April's birthstone, the diamond, is the strongest stone on Earth. Nothing can scratch it, save for another diamond. Only 20% of diamonds are made into jewelry - the rest are used for drill bits, precision cutting of other gemstones, conducting heat, and even to coat microchips to conduct electricity. It would be nice to have a few diamonds in the portfolio - each one having its own use: a pleasant dividend growth stock, a good REIT, an agreeable bond to earn some interest, an amusing speculative stock, and the like. Personally, though, I admire a "diamond in the rough". Merriam-Webster defines a "diamond in the rough" as "one having exceptional qualities but lacking refinement or polish" (perhaps typical of my personality). So here goes nothin':
1) Sprouts Farmers Market (SFM)
Sprouts Farmers Market is reportedly in talks with Albertsons - a private conglomerate of food store chains that include Safeway, ACME, Shaws, Vons, and other brands. As an interesting comparison, last year Apollo Global took The Fresh Market private for $1.36 billion, or $28.50/share. At ~$22.80, Sprouts has a market cap of $3.11 billion, with an enterprise value of roughly $3.36 billion. In a similar comparison, The Fresh Market has about 170 stores across the United States, whereas Sprouts currently operates 253 stores in thirteen states. That equates to Apollo Global paying roughly $8m per store. Current SFM prices dictate that Sprouts would be sold for about $13m per store. Will Albertsons be willing to pay a higher premium, or is the value already baked into recent prices? Perhaps more research is warranted.
2) Handy & Harman, Ltd. (HNH)
A small cap stock, Handy & Harman manufactures piping, joints, tubing, and performance materials for various industries. At $27.45/share, the market cap is $336m. Last year the company generated $823.8m in net sales. Steel Partners, LP (SPLP), made a proposal on March 6th to acquire HNH for $29.00 per share. Importantly, SPLP already owns 70% of HNH and will only have to pay about $107m to close the deal, and HNH holders receive 6% SPLP preferred units in return. Should HNH accept the proposal, there will be relatively no deal risk; however, the preferred units carry a 9 year term, with a 20% liquidity event occurring in three years. Interestingly, Steel Partners, at $19.10/share, is trading below its reported capital per common unit of $20.98. Both HNH and SPLP are opportunities. Will HNH be satisfied with $29.00, given that shares traded at $29.45 last year, and as high as $47 in 2015?
3) Ethereum - digital currency

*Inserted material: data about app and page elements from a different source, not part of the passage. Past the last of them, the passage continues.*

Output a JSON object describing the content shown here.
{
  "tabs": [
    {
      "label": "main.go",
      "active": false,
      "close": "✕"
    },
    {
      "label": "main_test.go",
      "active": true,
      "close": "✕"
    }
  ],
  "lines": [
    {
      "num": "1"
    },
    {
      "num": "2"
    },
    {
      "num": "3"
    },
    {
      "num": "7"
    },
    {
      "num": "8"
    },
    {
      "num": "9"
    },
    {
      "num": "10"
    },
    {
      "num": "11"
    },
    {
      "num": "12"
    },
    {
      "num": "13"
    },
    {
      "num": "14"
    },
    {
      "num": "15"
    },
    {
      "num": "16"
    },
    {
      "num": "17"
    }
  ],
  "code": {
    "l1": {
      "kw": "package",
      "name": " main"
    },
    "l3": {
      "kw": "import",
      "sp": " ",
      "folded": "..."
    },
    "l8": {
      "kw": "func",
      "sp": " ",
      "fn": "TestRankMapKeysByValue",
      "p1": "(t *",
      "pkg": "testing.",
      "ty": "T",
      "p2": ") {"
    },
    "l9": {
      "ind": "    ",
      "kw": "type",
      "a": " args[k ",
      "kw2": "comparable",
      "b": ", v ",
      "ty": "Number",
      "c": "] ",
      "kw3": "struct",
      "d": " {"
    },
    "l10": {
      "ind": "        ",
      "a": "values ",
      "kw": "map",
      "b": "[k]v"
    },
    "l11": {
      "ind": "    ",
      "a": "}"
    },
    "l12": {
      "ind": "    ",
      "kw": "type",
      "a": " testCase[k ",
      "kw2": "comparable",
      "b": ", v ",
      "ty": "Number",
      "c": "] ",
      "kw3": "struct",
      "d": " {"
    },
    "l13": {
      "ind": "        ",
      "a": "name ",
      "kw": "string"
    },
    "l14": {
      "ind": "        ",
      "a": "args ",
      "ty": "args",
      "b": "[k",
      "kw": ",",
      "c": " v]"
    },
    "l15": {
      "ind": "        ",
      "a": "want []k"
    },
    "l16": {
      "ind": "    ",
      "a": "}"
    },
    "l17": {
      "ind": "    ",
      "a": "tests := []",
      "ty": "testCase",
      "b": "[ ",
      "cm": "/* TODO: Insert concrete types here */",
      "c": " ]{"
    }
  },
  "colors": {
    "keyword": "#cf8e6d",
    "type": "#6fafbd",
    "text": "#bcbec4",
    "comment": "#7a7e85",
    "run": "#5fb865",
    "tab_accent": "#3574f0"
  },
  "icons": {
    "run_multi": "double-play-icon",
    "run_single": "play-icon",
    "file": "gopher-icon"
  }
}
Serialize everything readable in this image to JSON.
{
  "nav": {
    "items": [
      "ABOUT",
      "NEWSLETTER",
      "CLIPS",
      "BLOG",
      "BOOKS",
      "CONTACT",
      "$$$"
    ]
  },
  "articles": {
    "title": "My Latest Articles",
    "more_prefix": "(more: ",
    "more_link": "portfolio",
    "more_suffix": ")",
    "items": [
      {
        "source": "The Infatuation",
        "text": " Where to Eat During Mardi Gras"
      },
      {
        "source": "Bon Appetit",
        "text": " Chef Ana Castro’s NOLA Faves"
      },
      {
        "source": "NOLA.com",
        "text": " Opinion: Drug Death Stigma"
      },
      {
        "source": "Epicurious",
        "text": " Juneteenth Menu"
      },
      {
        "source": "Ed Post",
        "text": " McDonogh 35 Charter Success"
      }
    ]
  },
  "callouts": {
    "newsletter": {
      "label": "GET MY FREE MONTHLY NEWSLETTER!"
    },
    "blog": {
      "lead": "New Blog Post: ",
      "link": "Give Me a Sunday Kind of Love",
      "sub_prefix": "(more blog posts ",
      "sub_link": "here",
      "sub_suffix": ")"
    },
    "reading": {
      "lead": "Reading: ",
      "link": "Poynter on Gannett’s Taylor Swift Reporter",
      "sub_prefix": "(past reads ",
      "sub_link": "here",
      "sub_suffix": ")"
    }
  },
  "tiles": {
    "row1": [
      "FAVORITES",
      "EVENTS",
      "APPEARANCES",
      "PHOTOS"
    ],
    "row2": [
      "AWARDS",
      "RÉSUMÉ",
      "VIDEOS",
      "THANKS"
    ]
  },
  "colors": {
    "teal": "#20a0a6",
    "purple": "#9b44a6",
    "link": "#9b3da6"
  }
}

If Bitcoin is digital gold, then Ethereum must be digital oil. Both are cryptocurrencies, but the major difference is that Bitcoin is specifically designed for peer-to-peer currency transactions, while Ethereum is designed as fuel for running processes, or "smart contracts" (for examples of smart contracts, a company called Consensys is working on digital signing verification, loans, and poker systems - all Ethereum based). The easiest way to explain it (though I am no expert in cryptocurrency or blockchain technology) is to imagine a group of people all working on a Google doc at the same time. That doc is stored in Google cloud servers. Only, with Ethereum, there is no cloud server. Computers across the world are the server, and therefore transactions and processes are transparent and secure. The "miners" earn Ethereum for running the processes on the blockchain.
How to value it? Who knows. But here's a basic idea: the number of Bitcoins in existence is finite, at about 21 million. Currently, there are about 90 million Ethereum "tokens". So if Bitcoin trades at ~$1,000, and there are ~5x less Bitcoins than Ethereum, do the math. Ethereum has an infinite supply (for the moment), but the creation of Ether is limited in design. Casper - blockchain code set to be released some time this year - will aid in regulating the amount of Ether produced via processing power.
One more thing, Bitcoin may soon undergo what is called a "hard fork", which would effectively split Bitcoin into two different currencies (there are currently about 700 different cryptocurrencies in existence). The hard fork is hotly contested, because it means changing the blockchain code - something Bitcoin was specifically designed against (initiating a hard fork would prove that the universally transparent currency could indeed be manipulated). Ethereum, on the other hand, has already undergone a hard fork, and the Ethereum project is working on securing the currency for the future. Ethereum could very well be more applicable and diverse than Bitcoin. In fact, with the Bitcoin hard fork hanging out there, perhaps traders and investors will gravitate toward digital oil. Did I really just discuss invisible money as an investment?
Cheers to finding your own diamond...
Disclosure: I am/we are long SFM, SPLP.
Additional disclosure: I am long Ethereum.
Nothing contained in this message is an offer or solicitation to buy or sell any security, and is for informational/entertainment purposes only